* [Exercise instructions]
Show only those lines of the entries where the string "name" is found.

* [Data in this exercise]
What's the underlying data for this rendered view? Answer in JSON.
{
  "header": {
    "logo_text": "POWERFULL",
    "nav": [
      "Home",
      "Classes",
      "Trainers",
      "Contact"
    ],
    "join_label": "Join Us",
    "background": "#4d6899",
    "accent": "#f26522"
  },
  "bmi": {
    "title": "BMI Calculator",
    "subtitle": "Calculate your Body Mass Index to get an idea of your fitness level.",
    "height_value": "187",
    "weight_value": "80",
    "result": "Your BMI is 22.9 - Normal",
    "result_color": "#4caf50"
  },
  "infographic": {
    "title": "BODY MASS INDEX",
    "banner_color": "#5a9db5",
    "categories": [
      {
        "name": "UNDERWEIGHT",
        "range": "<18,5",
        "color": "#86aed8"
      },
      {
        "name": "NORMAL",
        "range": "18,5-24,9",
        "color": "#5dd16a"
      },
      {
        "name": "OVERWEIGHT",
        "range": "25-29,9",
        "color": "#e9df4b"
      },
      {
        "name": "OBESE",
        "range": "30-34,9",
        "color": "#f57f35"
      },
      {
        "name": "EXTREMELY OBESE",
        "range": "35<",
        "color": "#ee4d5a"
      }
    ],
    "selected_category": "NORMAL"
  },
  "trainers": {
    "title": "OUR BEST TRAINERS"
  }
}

* [Response]
        "name": "UNDERWEIGHT",
        "name": "NORMAL",
        "name": "OVERWEIGHT",
        "name": "OBESE",
        "name": "EXTREMELY OBESE",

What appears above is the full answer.